* EXERCISE INSTRUCTIONS
Collect every line in the records below that contains the word "False".

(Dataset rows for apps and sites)

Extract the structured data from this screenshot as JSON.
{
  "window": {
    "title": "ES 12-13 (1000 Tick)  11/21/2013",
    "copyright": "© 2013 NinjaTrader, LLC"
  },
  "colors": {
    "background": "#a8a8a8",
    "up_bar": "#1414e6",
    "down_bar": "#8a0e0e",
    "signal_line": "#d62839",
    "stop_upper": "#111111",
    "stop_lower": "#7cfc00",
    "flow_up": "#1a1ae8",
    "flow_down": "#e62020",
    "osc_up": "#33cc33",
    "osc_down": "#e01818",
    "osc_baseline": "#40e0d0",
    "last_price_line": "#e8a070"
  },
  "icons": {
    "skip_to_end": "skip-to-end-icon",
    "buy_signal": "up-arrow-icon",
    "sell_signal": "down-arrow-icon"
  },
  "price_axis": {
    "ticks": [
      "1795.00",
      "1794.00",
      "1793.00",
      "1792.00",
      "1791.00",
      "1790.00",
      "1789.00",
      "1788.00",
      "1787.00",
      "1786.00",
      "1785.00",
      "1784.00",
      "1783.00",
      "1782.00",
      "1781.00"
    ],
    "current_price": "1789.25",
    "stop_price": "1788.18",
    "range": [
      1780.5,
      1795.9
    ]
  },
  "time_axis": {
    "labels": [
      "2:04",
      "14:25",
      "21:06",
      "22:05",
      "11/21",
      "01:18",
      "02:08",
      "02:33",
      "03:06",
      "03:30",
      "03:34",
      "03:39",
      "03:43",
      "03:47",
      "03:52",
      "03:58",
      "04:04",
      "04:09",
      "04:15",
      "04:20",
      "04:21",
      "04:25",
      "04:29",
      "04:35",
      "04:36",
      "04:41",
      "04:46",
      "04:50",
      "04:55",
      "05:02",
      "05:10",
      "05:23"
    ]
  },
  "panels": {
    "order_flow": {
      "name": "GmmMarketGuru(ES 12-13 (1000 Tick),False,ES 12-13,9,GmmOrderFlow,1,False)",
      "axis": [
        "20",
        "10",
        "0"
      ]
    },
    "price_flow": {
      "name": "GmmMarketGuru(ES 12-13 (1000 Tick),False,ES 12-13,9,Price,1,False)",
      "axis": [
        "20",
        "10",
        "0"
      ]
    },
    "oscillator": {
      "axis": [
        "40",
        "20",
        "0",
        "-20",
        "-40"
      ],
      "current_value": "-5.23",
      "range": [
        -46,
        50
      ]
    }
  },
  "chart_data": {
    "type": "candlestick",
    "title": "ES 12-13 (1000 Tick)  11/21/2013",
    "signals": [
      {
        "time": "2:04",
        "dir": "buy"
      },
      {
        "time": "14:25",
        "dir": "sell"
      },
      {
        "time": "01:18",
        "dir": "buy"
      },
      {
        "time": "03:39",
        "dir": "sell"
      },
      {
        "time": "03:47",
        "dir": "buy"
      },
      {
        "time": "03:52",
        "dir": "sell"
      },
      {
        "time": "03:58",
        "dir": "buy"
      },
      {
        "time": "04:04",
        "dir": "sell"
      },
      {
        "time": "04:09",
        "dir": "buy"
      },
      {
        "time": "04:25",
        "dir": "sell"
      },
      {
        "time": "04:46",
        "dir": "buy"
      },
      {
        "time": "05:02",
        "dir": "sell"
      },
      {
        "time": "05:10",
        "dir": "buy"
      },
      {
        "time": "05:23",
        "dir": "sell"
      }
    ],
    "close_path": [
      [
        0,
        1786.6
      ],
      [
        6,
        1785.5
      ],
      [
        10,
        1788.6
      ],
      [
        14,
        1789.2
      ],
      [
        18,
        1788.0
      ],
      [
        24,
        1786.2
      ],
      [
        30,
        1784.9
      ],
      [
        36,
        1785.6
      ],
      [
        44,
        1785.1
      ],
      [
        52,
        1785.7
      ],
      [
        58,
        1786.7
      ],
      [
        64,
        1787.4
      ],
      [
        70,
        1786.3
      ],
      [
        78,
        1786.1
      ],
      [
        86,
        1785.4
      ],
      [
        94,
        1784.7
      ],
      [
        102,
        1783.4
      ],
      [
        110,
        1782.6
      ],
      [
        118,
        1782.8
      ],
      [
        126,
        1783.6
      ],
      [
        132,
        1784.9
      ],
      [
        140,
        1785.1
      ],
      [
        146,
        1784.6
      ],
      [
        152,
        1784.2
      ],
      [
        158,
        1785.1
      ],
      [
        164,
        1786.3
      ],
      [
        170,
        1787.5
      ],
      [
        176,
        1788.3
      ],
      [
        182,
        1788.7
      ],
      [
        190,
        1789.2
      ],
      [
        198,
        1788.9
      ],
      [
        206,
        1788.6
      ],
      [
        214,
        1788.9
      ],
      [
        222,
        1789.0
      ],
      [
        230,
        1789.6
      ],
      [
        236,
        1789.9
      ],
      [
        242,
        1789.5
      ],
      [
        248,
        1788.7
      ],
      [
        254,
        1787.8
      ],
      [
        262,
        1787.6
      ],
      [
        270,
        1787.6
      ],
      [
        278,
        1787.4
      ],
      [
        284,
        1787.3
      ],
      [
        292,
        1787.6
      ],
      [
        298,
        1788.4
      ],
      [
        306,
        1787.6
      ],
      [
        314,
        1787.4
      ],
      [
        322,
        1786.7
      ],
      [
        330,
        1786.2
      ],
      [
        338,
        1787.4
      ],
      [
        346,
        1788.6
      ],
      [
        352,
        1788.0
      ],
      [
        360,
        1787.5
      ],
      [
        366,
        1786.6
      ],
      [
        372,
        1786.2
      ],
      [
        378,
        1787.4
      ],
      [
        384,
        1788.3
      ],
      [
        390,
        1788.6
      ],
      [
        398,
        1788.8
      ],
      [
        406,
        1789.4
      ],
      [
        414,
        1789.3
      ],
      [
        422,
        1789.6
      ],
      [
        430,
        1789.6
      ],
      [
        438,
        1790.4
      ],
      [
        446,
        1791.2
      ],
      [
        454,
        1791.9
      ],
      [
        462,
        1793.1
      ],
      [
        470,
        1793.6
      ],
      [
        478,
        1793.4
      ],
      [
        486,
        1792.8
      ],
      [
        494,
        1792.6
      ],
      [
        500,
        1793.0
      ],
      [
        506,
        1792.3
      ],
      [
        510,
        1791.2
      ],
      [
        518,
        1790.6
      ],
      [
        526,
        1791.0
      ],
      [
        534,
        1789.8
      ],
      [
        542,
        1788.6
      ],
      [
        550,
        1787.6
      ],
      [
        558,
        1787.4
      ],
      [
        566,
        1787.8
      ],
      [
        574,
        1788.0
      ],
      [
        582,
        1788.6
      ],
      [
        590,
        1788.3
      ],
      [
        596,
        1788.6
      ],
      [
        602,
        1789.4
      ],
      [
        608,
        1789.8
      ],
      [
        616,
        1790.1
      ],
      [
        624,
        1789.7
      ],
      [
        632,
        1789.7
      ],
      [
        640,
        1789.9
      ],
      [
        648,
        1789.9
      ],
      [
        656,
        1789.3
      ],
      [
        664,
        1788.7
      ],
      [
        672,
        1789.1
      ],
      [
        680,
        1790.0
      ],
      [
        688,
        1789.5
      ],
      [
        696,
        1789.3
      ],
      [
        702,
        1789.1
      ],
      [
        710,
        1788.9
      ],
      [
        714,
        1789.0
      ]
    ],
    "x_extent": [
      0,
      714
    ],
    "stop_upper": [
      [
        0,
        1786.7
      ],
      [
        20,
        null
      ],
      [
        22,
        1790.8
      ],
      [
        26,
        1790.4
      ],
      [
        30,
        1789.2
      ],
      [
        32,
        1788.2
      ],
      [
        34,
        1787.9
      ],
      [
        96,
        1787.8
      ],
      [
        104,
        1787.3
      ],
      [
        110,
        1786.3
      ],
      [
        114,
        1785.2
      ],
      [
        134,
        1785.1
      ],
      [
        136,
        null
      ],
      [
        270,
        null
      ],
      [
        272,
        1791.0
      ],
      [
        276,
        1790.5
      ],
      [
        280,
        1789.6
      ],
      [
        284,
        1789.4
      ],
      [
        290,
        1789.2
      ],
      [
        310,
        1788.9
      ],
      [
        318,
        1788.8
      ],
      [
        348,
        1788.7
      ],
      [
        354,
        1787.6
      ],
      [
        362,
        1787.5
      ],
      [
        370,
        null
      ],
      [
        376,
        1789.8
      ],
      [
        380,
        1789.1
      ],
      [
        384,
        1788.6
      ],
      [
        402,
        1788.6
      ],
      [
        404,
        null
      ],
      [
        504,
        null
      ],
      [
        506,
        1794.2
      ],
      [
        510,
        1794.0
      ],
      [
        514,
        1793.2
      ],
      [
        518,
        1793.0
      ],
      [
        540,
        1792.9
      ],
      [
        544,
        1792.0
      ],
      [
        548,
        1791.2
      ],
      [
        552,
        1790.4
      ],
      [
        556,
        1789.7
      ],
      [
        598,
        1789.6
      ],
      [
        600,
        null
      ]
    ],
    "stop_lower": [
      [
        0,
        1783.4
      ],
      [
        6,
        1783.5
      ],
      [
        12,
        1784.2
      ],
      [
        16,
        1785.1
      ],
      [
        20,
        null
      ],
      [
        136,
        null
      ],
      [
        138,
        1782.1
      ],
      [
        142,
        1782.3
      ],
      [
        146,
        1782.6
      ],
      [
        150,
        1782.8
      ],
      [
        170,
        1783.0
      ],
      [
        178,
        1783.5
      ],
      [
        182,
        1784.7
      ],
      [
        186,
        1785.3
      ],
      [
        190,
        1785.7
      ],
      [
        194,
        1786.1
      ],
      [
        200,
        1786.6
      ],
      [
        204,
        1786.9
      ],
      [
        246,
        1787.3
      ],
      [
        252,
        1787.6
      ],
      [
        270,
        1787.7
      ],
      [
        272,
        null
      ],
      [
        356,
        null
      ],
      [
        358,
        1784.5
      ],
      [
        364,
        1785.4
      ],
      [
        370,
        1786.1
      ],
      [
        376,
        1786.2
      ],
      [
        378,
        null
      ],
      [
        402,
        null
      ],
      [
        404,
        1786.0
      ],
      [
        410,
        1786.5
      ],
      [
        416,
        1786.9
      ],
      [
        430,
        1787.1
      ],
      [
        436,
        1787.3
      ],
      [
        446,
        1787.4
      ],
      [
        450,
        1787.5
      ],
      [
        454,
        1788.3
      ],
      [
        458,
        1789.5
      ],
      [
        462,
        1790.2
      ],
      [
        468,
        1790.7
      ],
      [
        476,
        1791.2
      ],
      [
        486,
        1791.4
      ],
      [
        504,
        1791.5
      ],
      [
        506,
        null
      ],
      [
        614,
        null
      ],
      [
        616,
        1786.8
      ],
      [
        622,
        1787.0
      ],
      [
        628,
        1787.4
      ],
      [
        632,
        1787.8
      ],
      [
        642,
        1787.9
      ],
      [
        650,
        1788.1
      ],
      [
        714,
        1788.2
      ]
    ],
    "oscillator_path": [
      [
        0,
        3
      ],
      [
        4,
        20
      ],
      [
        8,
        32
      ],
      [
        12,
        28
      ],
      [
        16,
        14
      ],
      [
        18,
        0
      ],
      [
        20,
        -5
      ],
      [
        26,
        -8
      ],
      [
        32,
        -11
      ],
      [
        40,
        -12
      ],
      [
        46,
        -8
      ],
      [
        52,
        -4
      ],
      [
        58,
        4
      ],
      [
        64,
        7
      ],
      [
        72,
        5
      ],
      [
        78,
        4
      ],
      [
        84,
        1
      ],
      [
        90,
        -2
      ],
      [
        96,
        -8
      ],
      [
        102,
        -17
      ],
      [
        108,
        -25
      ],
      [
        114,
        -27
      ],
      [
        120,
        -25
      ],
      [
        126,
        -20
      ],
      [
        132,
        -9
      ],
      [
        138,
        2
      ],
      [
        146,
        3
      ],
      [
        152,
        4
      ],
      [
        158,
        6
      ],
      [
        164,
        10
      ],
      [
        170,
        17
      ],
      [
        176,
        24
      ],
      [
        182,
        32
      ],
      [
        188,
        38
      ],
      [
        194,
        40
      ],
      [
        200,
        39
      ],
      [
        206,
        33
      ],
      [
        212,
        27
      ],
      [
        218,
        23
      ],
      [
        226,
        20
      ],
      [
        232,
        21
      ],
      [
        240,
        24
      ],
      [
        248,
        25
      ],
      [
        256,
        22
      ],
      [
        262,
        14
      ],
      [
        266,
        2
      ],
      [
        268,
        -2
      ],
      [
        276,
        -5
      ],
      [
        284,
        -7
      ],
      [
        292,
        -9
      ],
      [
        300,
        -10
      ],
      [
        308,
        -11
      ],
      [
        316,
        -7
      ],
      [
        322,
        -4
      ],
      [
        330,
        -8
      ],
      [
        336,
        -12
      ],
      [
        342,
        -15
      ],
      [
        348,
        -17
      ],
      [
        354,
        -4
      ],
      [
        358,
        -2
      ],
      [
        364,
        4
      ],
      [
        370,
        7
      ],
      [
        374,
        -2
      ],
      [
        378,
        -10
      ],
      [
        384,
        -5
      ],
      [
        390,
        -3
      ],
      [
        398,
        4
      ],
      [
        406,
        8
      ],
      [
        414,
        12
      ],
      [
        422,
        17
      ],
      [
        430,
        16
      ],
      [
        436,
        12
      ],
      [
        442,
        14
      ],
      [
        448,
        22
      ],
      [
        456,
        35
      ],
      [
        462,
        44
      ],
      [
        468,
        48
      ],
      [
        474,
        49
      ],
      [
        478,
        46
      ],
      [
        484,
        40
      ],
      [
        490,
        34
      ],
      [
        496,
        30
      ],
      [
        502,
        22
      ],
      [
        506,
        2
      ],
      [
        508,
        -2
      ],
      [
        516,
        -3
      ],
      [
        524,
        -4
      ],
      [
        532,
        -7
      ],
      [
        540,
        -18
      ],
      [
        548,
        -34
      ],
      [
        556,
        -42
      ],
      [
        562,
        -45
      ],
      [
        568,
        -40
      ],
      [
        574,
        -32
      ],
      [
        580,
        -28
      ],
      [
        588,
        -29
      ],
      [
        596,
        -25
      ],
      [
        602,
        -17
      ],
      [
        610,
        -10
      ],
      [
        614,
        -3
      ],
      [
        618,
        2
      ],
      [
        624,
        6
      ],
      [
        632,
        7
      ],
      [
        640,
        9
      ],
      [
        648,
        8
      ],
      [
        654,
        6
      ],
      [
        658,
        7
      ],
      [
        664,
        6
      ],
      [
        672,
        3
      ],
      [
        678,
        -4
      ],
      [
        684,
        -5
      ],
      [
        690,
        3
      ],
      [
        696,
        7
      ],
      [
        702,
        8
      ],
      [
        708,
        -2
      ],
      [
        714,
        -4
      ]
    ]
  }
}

* WRITTEN RESPONSE
      "name": "GmmMarketGuru(ES 12-13 (1000 Tick),False,ES 12-13,9,GmmOrderFlow,1,False)",
      "name": "GmmMarketGuru(ES 12-13 (1000 Tick),False,ES 12-13,9,Price,1,False)",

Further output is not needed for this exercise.